Like most cultural institutions, museums are having a tough time of it at the moment. Because their collections have been out of sight for some while, curators have been finding new and unlikely ways to engage their audiences online: from virtual learning to Museum Challenges. There have been all kinds of unconventional museums in the past too, and I’ve been looking at a few of the ones that called themselves museums, but which existed only on paper.
The Royal Society’s original seventeenth-century museum Repository is long gone, unfortunately, but there are one or two remnants of early objects in our collections. My favourite is the cut-out version of a large herring caught off Scotland in 1663 and forwarded to the Society by Sir Robert Moray (1608/9-1673). A pity you can’t see the fish itself, but the 19½ inch model is the next best thing, and presumably a lot easier on the nose in the days before rapid door-to-door parcel deliveries.
Fisherman’s tale: a 19½ inch herring from 1663 (RS.15183)
The Scottish fish appears alongside measurements for what was thought to be an anomalously large human child. Past accumulations of exhibits very often contained such extremes, many of which we’d find quite unacceptable as display content today. I’ve been learning that interest in the curious continued in print form into the late eighteenth and early nineteenth centuries, and again, we have a few illustrated examples, particularly reproducing biographies and prints of quite obscure historical figures. These were culled from rival ‘Wonderful Museums’, initiated by William Granger (fl.1765-1809) and by Ralph Smith Kirby.

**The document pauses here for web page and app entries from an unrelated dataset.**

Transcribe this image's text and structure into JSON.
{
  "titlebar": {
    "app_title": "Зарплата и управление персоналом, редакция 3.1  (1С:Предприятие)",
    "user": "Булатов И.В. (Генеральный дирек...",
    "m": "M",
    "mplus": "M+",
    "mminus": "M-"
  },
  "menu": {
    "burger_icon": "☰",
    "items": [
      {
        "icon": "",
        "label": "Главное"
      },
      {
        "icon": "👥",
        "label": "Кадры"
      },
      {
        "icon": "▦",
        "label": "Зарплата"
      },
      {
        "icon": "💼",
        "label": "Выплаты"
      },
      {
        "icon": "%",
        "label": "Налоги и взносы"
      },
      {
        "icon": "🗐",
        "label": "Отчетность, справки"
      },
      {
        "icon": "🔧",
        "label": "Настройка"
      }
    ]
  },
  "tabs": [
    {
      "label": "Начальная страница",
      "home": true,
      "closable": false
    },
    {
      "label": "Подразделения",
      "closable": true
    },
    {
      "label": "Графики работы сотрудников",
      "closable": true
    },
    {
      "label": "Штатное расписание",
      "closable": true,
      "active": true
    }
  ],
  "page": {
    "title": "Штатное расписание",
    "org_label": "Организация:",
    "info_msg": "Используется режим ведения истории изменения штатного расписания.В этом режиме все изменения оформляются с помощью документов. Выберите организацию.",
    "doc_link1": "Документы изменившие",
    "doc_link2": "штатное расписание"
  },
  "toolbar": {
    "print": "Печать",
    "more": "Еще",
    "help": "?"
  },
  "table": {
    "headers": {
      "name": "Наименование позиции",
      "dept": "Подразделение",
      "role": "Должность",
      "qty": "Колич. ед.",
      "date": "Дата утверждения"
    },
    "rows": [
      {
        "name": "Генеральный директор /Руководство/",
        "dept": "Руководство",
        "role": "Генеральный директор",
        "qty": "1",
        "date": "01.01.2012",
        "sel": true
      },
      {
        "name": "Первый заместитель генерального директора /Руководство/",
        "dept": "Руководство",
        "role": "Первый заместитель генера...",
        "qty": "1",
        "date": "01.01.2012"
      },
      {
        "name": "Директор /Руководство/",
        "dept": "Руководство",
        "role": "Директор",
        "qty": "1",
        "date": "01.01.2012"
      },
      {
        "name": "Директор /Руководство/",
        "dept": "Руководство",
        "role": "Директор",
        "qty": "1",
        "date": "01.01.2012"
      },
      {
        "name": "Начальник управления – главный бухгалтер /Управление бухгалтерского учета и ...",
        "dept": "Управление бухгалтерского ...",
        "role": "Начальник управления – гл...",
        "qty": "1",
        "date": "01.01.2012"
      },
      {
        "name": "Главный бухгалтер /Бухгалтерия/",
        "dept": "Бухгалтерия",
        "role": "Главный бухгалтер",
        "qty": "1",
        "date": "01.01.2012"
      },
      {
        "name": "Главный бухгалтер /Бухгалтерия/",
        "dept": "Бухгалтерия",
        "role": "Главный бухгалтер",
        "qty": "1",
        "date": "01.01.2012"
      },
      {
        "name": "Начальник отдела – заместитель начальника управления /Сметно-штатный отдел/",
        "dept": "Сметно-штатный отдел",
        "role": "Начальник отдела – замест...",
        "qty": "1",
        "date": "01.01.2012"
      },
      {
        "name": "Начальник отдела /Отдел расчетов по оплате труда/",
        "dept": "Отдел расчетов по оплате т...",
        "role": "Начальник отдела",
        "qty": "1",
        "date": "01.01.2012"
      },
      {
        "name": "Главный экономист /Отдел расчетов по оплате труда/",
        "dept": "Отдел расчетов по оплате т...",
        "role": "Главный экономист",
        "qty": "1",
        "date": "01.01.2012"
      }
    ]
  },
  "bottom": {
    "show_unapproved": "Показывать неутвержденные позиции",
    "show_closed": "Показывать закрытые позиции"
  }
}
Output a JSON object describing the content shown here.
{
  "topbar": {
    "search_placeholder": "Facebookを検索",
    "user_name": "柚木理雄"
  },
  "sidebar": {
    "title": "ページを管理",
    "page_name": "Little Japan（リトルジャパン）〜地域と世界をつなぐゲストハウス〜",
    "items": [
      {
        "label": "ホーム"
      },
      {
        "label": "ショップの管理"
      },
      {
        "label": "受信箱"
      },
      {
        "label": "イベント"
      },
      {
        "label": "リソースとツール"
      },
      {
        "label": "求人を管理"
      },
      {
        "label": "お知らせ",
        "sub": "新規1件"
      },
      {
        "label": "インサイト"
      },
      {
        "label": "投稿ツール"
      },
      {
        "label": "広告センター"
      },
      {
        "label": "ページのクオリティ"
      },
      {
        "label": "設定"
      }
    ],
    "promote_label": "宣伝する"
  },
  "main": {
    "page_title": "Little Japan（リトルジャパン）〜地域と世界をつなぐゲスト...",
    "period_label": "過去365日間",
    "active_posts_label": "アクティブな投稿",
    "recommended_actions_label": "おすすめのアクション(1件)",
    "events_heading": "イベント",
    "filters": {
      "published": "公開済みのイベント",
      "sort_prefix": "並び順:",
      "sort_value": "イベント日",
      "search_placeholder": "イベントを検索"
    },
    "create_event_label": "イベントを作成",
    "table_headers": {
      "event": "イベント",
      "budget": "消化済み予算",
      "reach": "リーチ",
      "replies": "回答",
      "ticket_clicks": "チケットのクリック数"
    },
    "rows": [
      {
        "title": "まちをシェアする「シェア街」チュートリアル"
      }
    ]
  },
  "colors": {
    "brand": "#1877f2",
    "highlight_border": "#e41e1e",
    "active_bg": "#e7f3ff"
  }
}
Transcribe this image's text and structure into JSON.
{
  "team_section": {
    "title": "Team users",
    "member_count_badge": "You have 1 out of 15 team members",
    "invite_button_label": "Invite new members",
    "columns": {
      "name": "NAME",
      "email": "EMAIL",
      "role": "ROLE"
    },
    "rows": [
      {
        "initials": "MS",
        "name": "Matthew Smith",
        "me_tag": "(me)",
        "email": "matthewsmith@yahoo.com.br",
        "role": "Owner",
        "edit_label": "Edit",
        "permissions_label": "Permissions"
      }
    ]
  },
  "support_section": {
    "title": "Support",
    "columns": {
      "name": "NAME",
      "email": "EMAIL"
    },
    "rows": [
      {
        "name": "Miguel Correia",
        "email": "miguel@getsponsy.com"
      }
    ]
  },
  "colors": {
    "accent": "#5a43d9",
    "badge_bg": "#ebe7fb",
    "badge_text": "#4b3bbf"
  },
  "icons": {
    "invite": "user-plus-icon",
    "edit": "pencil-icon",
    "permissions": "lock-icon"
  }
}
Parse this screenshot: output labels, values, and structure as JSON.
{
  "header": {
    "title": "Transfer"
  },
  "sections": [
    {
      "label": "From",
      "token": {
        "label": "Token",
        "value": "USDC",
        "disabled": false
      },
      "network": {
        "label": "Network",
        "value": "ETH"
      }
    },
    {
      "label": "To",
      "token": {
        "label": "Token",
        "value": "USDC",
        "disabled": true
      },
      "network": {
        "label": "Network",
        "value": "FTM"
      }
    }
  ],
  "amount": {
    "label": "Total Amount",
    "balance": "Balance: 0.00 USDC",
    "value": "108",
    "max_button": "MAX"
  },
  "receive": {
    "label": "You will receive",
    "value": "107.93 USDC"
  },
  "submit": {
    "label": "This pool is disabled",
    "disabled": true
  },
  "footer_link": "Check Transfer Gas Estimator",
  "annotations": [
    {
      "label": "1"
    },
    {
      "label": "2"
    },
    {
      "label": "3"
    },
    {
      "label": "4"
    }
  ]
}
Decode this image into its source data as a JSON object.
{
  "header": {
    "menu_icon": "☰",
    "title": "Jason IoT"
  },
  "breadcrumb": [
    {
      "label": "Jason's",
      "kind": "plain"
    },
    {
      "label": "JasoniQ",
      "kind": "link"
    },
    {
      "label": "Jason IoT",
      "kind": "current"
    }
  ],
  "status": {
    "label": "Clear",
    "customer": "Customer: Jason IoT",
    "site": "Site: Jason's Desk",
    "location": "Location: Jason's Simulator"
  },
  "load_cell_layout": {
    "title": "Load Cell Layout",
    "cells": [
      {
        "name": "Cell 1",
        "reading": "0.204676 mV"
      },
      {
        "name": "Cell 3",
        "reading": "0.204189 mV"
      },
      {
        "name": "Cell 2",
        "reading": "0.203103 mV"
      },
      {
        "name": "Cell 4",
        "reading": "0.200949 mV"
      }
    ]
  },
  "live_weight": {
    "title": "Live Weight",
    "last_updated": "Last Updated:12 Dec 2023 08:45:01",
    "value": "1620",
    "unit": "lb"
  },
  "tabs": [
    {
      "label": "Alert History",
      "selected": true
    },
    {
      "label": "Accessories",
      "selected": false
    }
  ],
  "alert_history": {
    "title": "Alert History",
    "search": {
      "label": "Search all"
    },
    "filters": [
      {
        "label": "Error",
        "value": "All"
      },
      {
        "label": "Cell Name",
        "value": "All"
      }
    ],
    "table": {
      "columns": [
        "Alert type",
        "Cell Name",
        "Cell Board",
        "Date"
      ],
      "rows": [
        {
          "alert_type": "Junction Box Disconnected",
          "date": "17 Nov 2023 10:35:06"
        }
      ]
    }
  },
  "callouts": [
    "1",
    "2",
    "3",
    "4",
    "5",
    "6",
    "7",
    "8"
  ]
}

William Granger’s The new wonderful museum and extraordinary magazine… was produced in association with James Caulfield (1764-1826) from 1802. The magazine resembles a random sampling of Wikipedia pages: it contained an eclectic mixture of ‘singular’ biographies, anecdotes, ghosts and oddities, often with illustrations redrawn from earlier engraved plates. These were the work of Caulfield, a well-known print collector and salesman as well as a printmaker and publisher. A random sample of the ‘Museum’ contents gives you something of its flavour: in the first volume, a brief note on Robert Boyle’s air-pump (p.90) is preceded by a biography of the allegedly 152-year-old Thomas Parr of Winnington and followed irresistibly (and unaccountably) by a description of ‘The remarkable dirty warehouse in Leadenhall Street’.
Folk horror: Matthew Hopkins, the ‘witchfinder’
Among the engravings in the Royal Society’s collections emanating from Granger’s journal is one of Matthew Hopkins (d.1647), better known as the Witchfinder General of Civil War England (and played with movie gusto by Vincent Price). Granger’s journal has a surprisingly apt account of the notorious Hopkins’s methods, ‘such as who could not plead their cause nor hire an advocate, were the miserable victims of this wretch’s credulity, spleen and avarice.’ Similarly, we have Caulfield’s engraved version of the Irish faith-healer Valentine Greatrakes (1628-1682). The ‘stroker’, as he was known, was supposed to have laid hands on the future Astronomer Royal, John Flamsteed, and later visited London in 1666, coming into contact with Robert Boyle. Several documents associated with Greatrakes and the nature of his ‘miracles’ survive in the Society’s archives.
The ‘stroker’ Valentine Greatrakes (mistakenly named 'Nathaniel' in the caption) and patient
Granger’s ‘Museum’ wasn’t the only publication of its type. Ralph Kirby, who had apparently been employed by Granger, decided to cash in by setting up Kirkby’s wonderful and eccentric museum; or magazine of remarkable characters (1803, and in collected book form from 1820). He too dipped into varied topics, from the floating island of Derwentwater to the speed-walking exploits of Captain Barclay – Robert Barclay Allardice (1779-1854), whose thousand-mile epic walk of 1809 was fuelled by breakfasts of roasted fowl and strong ale. The journal also shamelessly reprinted material from the Royal Society’s Philosophical Transactions, including another ‘remarkable fish’, this time a whopping four-foot-nine specimen landed in Bristol in 1763 and described by James Ferguson. Until we can walk into a museum – soon I hope – such paper substitutes will have to do.